Scan the data below for the string "Tasks". Copy every line where it appears.

==== DATASET

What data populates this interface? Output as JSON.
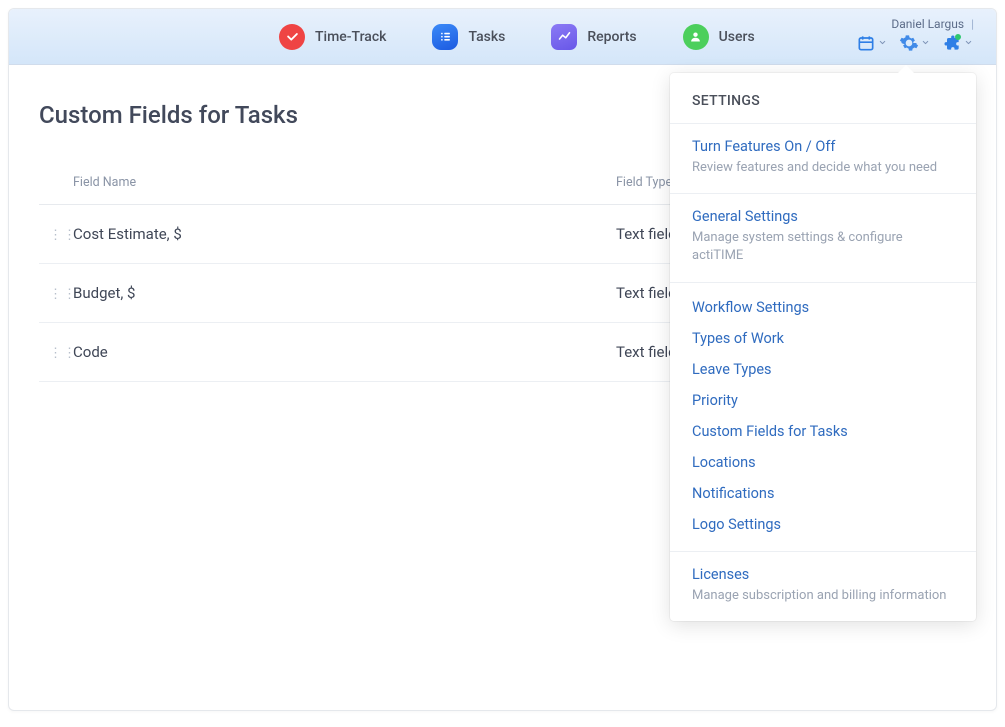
{
  "header": {
    "username": "Daniel Largus",
    "nav": [
      {
        "label": "Time-Track",
        "iconColor": "#ef4444",
        "icon": "check"
      },
      {
        "label": "Tasks",
        "iconColor": "#2f7ff0",
        "icon": "list"
      },
      {
        "label": "Reports",
        "iconColor": "#7c6cf2",
        "icon": "chart"
      },
      {
        "label": "Users",
        "iconColor": "#4ccf5c",
        "icon": "user"
      }
    ]
  },
  "page": {
    "title": "Custom Fields for Tasks",
    "columns": {
      "name": "Field Name",
      "type": "Field Type"
    },
    "rows": [
      {
        "name": "Cost Estimate, $",
        "type": "Text field"
      },
      {
        "name": "Budget, $",
        "type": "Text field"
      },
      {
        "name": "Code",
        "type": "Text field"
      }
    ]
  },
  "popover": {
    "title": "SETTINGS",
    "sections": [
      {
        "title": "Turn Features On / Off",
        "desc": "Review features and decide what you need"
      },
      {
        "title": "General Settings",
        "desc": "Manage system settings & configure actiTIME"
      }
    ],
    "links": [
      "Workflow Settings",
      "Types of Work",
      "Leave Types",
      "Priority",
      "Custom Fields for Tasks",
      "Locations",
      "Notifications",
      "Logo Settings"
    ],
    "footer": {
      "title": "Licenses",
      "desc": "Manage subscription and billing information"
    }
  }
}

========

§ **SOLUTION BELOW**:
        "label": "Tasks",
    "title": "Custom Fields for Tasks",
      "Custom Fields for Tasks",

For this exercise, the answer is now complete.